### Activity
Make an exact copy of the entries below and leave any picture out of it.

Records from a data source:
-- Opening Marker --

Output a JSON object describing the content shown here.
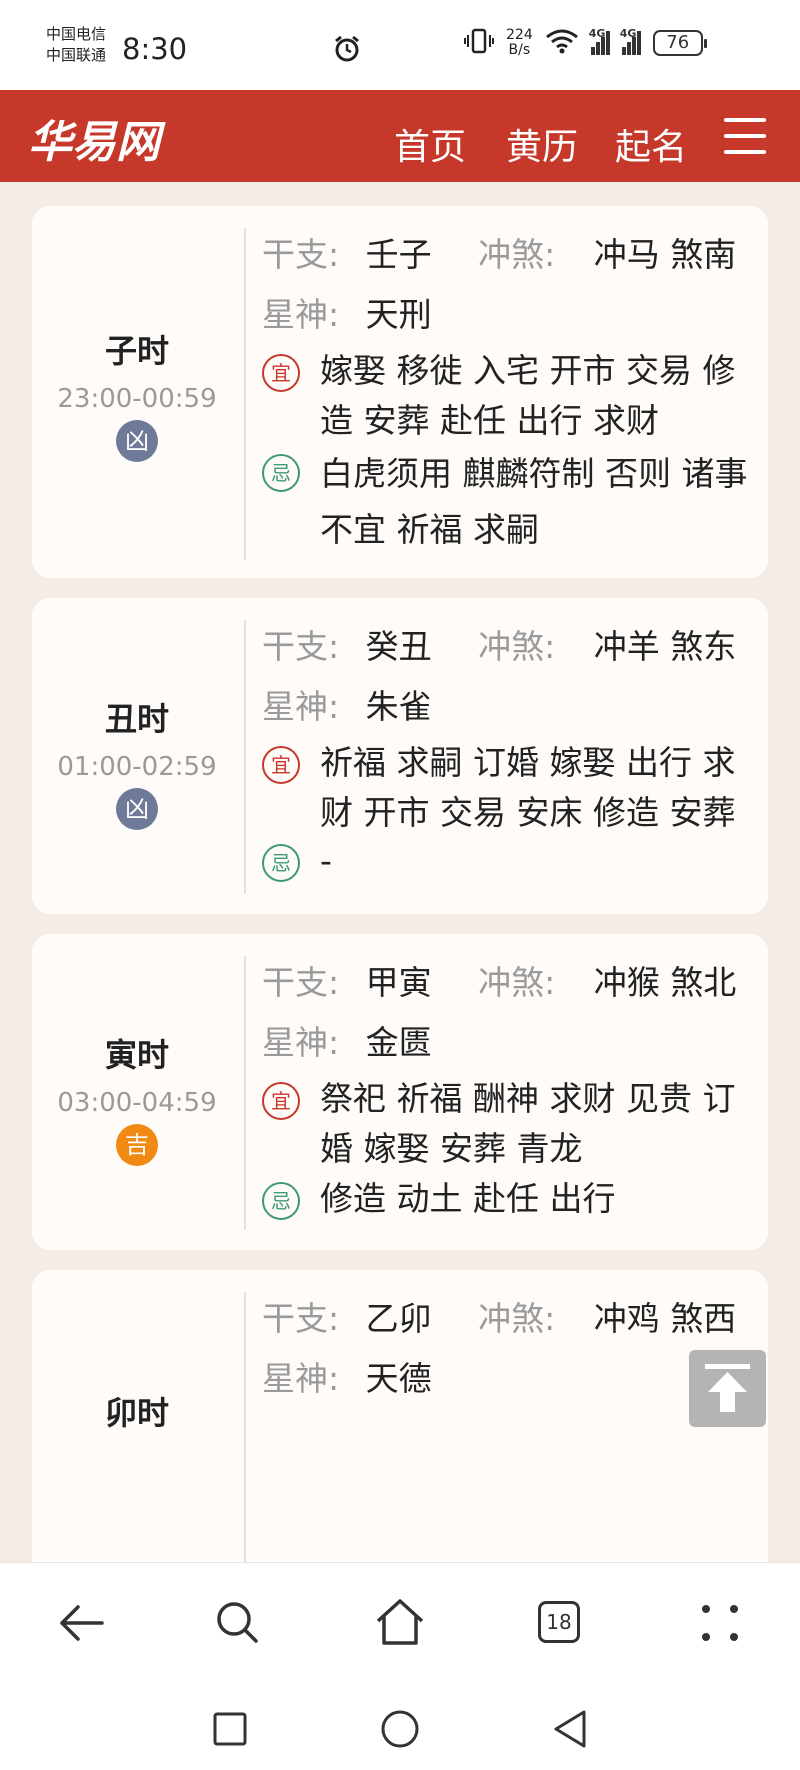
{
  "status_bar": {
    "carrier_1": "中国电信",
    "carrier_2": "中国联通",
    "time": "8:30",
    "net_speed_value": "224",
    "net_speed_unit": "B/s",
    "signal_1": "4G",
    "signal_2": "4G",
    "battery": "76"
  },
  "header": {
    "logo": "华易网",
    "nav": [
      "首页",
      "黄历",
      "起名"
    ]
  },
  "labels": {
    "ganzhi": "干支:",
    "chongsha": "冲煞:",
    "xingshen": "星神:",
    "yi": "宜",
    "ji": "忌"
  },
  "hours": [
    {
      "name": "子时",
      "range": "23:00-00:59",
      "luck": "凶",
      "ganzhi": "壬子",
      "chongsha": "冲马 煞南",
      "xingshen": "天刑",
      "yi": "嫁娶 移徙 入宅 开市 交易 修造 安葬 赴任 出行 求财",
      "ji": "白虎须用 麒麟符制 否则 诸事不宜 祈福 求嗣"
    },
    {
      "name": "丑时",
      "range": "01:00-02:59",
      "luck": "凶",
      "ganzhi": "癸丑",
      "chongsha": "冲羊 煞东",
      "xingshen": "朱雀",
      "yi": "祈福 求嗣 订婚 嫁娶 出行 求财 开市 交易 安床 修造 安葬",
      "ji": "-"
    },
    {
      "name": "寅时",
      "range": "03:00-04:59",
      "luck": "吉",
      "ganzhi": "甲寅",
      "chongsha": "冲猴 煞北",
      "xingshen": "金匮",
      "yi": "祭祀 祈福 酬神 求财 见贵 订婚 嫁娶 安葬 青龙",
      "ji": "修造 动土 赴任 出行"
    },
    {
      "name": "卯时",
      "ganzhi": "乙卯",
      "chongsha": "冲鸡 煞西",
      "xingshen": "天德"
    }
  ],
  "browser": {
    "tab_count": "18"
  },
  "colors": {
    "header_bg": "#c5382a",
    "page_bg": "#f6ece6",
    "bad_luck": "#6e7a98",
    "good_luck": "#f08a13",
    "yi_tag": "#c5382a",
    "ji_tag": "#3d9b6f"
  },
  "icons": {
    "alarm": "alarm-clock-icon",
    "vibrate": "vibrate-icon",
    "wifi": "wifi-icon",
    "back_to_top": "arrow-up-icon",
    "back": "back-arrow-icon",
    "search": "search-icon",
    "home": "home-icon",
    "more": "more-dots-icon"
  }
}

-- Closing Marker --

### Reply to the exercise
Output a JSON object describing the content shown here.
{
  "status_bar": {
    "carrier_1": "中国电信",
    "carrier_2": "中国联通",
    "time": "8:30",
    "net_speed_value": "224",
    "net_speed_unit": "B/s",
    "signal_1": "4G",
    "signal_2": "4G",
    "battery": "76"
  },
  "header": {
    "logo": "华易网",
    "nav": [
      "首页",
      "黄历",
      "起名"
    ]
  },
  "labels": {
    "ganzhi": "干支:",
    "chongsha": "冲煞:",
    "xingshen": "星神:",
    "yi": "宜",
    "ji": "忌"
  },
  "hours": [
    {
      "name": "子时",
      "range": "23:00-00:59",
      "luck": "凶",
      "ganzhi": "壬子",
      "chongsha": "冲马 煞南",
      "xingshen": "天刑",
      "yi": "嫁娶 移徙 入宅 开市 交易 修造 安葬 赴任 出行 求财",
      "ji": "白虎须用 麒麟符制 否则 诸事不宜 祈福 求嗣"
    },
    {
      "name": "丑时",
      "range": "01:00-02:59",
      "luck": "凶",
      "ganzhi": "癸丑",
      "chongsha": "冲羊 煞东",
      "xingshen": "朱雀",
      "yi": "祈福 求嗣 订婚 嫁娶 出行 求财 开市 交易 安床 修造 安葬",
      "ji": "-"
    },
    {
      "name": "寅时",
      "range": "03:00-04:59",
      "luck": "吉",
      "ganzhi": "甲寅",
      "chongsha": "冲猴 煞北",
      "xingshen": "金匮",
      "yi": "祭祀 祈福 酬神 求财 见贵 订婚 嫁娶 安葬 青龙",
      "ji": "修造 动土 赴任 出行"
    },
    {
      "name": "卯时",
      "ganzhi": "乙卯",
      "chongsha": "冲鸡 煞西",
      "xingshen": "天德"
    }
  ],
  "browser": {
    "tab_count": "18"
  },
  "colors": {
    "header_bg": "#c5382a",
    "page_bg": "#f6ece6",
    "bad_luck": "#6e7a98",
    "good_luck": "#f08a13",
    "yi_tag": "#c5382a",
    "ji_tag": "#3d9b6f"
  },
  "icons": {
    "alarm": "alarm-clock-icon",
    "vibrate": "vibrate-icon",
    "wifi": "wifi-icon",
    "back_to_top": "arrow-up-icon",
    "back": "back-arrow-icon",
    "search": "search-icon",
    "home": "home-icon",
    "more": "more-dots-icon"
  }
}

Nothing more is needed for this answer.